NASA is laying the groundwork to send the next generation of astronauts beyond the Earth's orbit early in the 21st century, with missions to Mars and a space station on a Martian moon among the possibilities.

In a report released Monday, the National Aeronautics and Space Administration said the nation must make a "modest investment of resources" during the 1990s to prepare the nation for a range of opportunities in space."This ability is critical to United States leadership in space," said the report titled, "Beyond Earth's Boundaries: Human Exploration of the Solar System in the 21st Century."

The report examined several strategies for exploring the inner reaches of the solar system, including establishing a manned lunar observatory, setting up a space station on the Martian moon Phobos or sending astronauts to the red planet itself early in the next century.

The ambitious blueprint addresses President Reagan's directive on space policy issued last January.
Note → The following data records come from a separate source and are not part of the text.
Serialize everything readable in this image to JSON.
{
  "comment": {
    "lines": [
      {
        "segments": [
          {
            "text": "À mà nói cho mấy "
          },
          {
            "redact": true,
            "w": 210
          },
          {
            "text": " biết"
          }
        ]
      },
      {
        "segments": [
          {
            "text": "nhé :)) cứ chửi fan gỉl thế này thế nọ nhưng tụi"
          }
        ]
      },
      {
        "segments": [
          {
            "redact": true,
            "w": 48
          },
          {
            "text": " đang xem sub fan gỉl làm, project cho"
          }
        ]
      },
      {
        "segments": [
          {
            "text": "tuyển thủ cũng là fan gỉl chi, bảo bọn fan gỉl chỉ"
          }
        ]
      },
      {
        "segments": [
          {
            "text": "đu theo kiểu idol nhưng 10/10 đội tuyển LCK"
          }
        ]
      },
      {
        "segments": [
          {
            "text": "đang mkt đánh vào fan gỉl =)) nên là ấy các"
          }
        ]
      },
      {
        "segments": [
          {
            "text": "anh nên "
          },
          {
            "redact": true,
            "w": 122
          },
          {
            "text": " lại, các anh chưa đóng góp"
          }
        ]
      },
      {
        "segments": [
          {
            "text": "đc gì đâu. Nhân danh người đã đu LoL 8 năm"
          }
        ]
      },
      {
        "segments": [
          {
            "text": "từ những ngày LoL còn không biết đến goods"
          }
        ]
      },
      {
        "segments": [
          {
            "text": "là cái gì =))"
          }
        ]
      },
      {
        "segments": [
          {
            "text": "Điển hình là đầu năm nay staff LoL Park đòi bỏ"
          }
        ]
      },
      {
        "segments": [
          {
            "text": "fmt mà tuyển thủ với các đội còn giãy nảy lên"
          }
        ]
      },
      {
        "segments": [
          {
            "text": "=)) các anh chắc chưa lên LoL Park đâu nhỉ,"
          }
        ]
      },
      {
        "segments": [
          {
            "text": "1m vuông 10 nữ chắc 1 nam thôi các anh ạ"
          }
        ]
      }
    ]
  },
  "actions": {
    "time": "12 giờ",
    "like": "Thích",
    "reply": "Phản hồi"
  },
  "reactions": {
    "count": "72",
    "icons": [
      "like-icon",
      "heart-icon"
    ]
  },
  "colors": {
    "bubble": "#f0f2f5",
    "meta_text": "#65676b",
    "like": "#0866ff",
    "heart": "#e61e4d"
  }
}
The directive sets as a long-range goal "to expand human presence and activity beyond Earth orbit into the solar system."

Frank Martin, assistant administrator of NASA's Office of Exploration, said "there's every indication" the Bush administration will support that policy.

The underpinnings of any strategy to send space explorers to the moon and beyond in the next two decades will be increased NASA funding for development of new technology, life sciences research, unmanned robotic missions, development of a new fleet of launch vehicles able to lift heavier loads, and continued commitment to Space Station Freedom, which is planned for Earth orbit in the mid-1990s.

If those conditions are met, the United States could send astronauts to Phobos in 2003 or to Mars in 2007 or establish by 2005 a lunar base from which astronauts could build a Mars outpost in 2015, said John Aaron, who headed the Office of Exploration during production of the report.

Aaron said the agency has not developed reliable cost estimates for the missions studied in the report. "We are not talking about missions that are cheap," he said, but "we think these are affordable."

Martin said such missions probably could be accomplished at less real cost than the Apollo program.